The only bright spot in the holiday is Joe Jr.’s new relationship with Ruth (Eva Noblezada). Though their meet-cute gives off early 2000s stalker vibes, the Tony-nominated actress makes the most of what she’s given. Unsurprisingly, Noblezada supplies the most dynamic performance in the film. There are also some cameos throughout the film, including one that comes as a pleasant surprise and another that barely elicits laughter despite the actor’s abilities.
Director Jay Chandrasekhar (Super Troopers, The Dukes of Hazzard) provides exactly what he’s known for; a substandard comedy made even more substandard by a humorless role he gives himself. Despite the production bursting with Filipino talent, Easter Sunday is unspecific and exerts too much effort in being relatable to a broader audience by stripping Filipino-American culture to its barest parts. Yes, there are empanadas, halo-halo, karaoke parties, balikbayan boxes, and Manny Pacquiao gloves scattered across the film, but they feel more like hollow vessels that any other Asian token can replace. In fact, there’s really no reason why this film is set on Easter Sunday when it could have been any other holiday.
Koy and company may believe that the film’s lack of specificity is its strength, but all it does is robs it of an identity, something which Fil-Ams have been carefully negotiating with in light of their colonial and diasporic background. Chandrasekhar said, “This is an American movie and I’m proud of it,” although maybe the Filipino movie nested inside of it was more promising. As this reviewer succinctly put it, Easter Sunday feels like an audition tape for a sitcom about Jo Koy’s family. And, just like in audition tapes, it plays it way too safe and has the amateur blemishes that should have stayed in the drafts.

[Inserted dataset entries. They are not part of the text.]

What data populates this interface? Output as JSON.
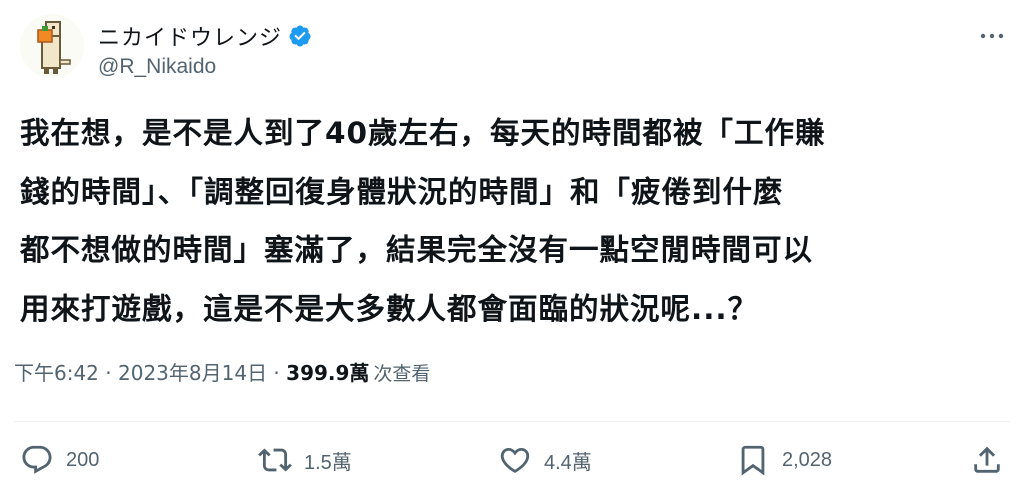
{
  "user": {
    "display_name": "ニカイドウレンジ",
    "handle": "@R_Nikaido",
    "avatar_icon": "pixel-dog-with-orange-icon",
    "verified_icon": "verified-badge-icon",
    "verified_color": "#1d9bf0"
  },
  "tweet": {
    "text": "我在想，是不是人到了40歲左右，每天的時間都被「工作賺\n錢的時間」、「調整回復身體狀況的時間」和「疲倦到什麼\n都不想做的時間」塞滿了，結果完全沒有一點空閒時間可以\n用來打遊戲，這是不是大多數人都會面臨的狀況呢...？"
  },
  "meta": {
    "time": "下午6:42",
    "sep1": " · ",
    "date": "2023年8月14日",
    "sep2": " · ",
    "views_count": "399.9萬",
    "views_label": "次查看"
  },
  "actions": {
    "replies": "200",
    "retweets": "1.5萬",
    "likes": "4.4萬",
    "bookmarks": "2,028"
  },
  "colors": {
    "text": "#0f1419",
    "secondary": "#536471",
    "divider": "#eff3f4"
  }
}
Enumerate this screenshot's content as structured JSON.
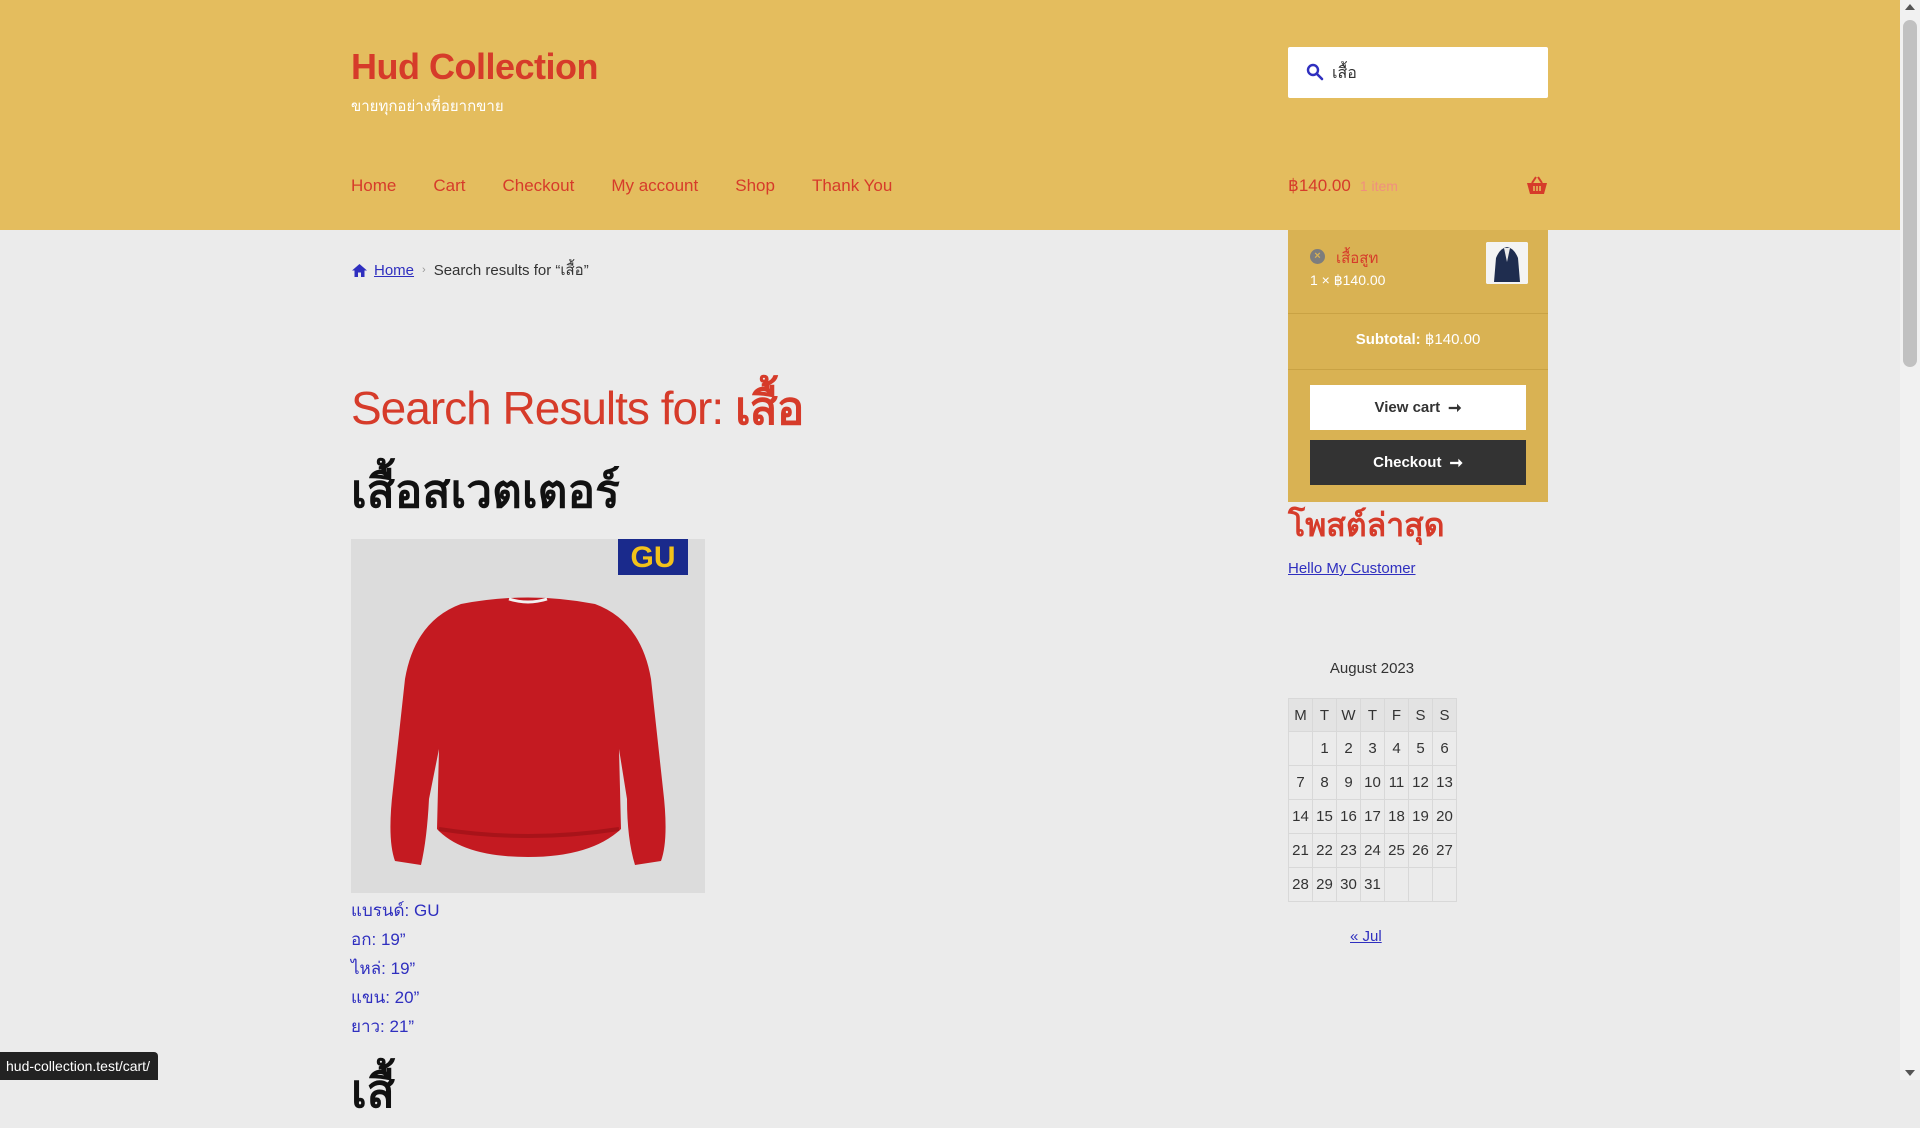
{
  "site": {
    "title": "Hud Collection",
    "tagline": "ขายทุกอย่างที่อยากขาย"
  },
  "search": {
    "value": "เสื้อ"
  },
  "nav": {
    "items": [
      "Home",
      "Cart",
      "Checkout",
      "My account",
      "Shop",
      "Thank You"
    ]
  },
  "cart_summary": {
    "amount": "฿140.00",
    "count": "1 item"
  },
  "mini_cart": {
    "item_name": "เสื้อสูท",
    "item_qty": "1 × ฿140.00",
    "subtotal_label": "Subtotal:",
    "subtotal_value": "฿140.00",
    "view_cart_label": "View cart",
    "checkout_label": "Checkout"
  },
  "breadcrumb": {
    "home": "Home",
    "current": "Search results for “เสื้อ”"
  },
  "main": {
    "title_prefix": "Search Results for:",
    "title_query": "เสื้อ",
    "product_title": "เสื้อสเวตเตอร์",
    "brand_logo": "GU",
    "specs": [
      {
        "label": "แบรนด์:",
        "value": "GU"
      },
      {
        "label": "อก:",
        "value": "19”"
      },
      {
        "label": "ไหล่:",
        "value": "19”"
      },
      {
        "label": "แขน:",
        "value": "20”"
      },
      {
        "label": "ยาว:",
        "value": "21”"
      }
    ],
    "next_title_partial": "เสื้"
  },
  "sidebar": {
    "recent_posts_title": "โพสต์ล่าสุด",
    "recent_posts": [
      "Hello My Customer"
    ],
    "calendar": {
      "caption": "August 2023",
      "headers": [
        "M",
        "T",
        "W",
        "T",
        "F",
        "S",
        "S"
      ],
      "weeks": [
        [
          "",
          "1",
          "2",
          "3",
          "4",
          "5",
          "6"
        ],
        [
          "7",
          "8",
          "9",
          "10",
          "11",
          "12",
          "13"
        ],
        [
          "14",
          "15",
          "16",
          "17",
          "18",
          "19",
          "20"
        ],
        [
          "21",
          "22",
          "23",
          "24",
          "25",
          "26",
          "27"
        ],
        [
          "28",
          "29",
          "30",
          "31",
          "",
          "",
          ""
        ]
      ],
      "prev_link": "« Jul"
    }
  },
  "status_bar": {
    "url": "hud-collection.test/cart/"
  },
  "colors": {
    "header_bg": "#e4bd5e",
    "accent": "#d63b2a",
    "link": "#2f2fbf",
    "page_bg": "#ebebeb",
    "mini_cart_bg": "#d9b253",
    "product_red": "#c41a21",
    "gu_blue": "#1a2a8c"
  },
  "icons": [
    "search-icon",
    "basket-icon",
    "remove-icon",
    "home-icon",
    "chevron-right-icon",
    "arrow-right-icon"
  ]
}
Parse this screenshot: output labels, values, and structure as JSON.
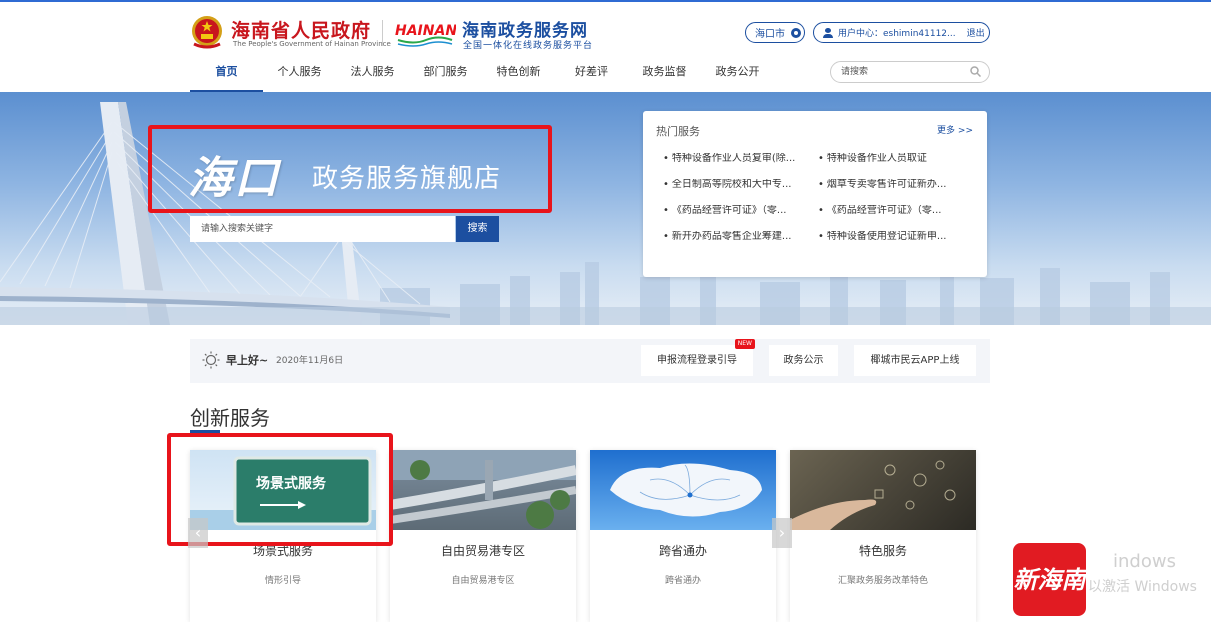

Jo Koy’s performative charm — which usually walks the line between endearing and stereotypical — is taken from him since a real person is now playing his mother. The persona that the stand-up comic has built his fortune lovingly mocking has a face now, and it turns out that the idea was funnier than the execution. He can’t rely on the exaggerated play-acting anymore and is forced to bounce off of actors who are only as funny as the script allows. It’s a lot different when he’s alone on stage and can inhabit multiple personas, the added punchline being the dramatic flare he adds to his impersonations.
Even when the film seems to make way for thoughtful discussions about appropriation and fetishization of Asian culture, it pulls back and seems to forget they ever happened. The best comedy films are those that pack an emotional punch from fully-formed characters who finally discover mature epiphanies contrasting with the crude humor that came before. Here, the most poignant revelations are “Don’t be an ungrateful child” and “Recognize the sacrifices your parents made for you.” If only there were more insight into the generational divide and character flaws that made these realizations so profound, then maybe these lessons would not have sounded like they came from a Grade 6 educational program.
In the end, the film’s problems can be chalked up to the heliocentrism of Jo Koy’s character. Everybody wants his attention, guidance, and approval, but he can’t give them all. He’s like a sponge soaking up all of his family’s insecurities, trepidations, and fallibilities. The thing is, Jo Koy isn’t really interesting as a father, or a son, or even a cousin; he’s interesting as a comedian, and that’s not what the film is asking him to do. – Rappler.com
Easter Sunday will open in Philippine cinemas on Wednesday, August 31.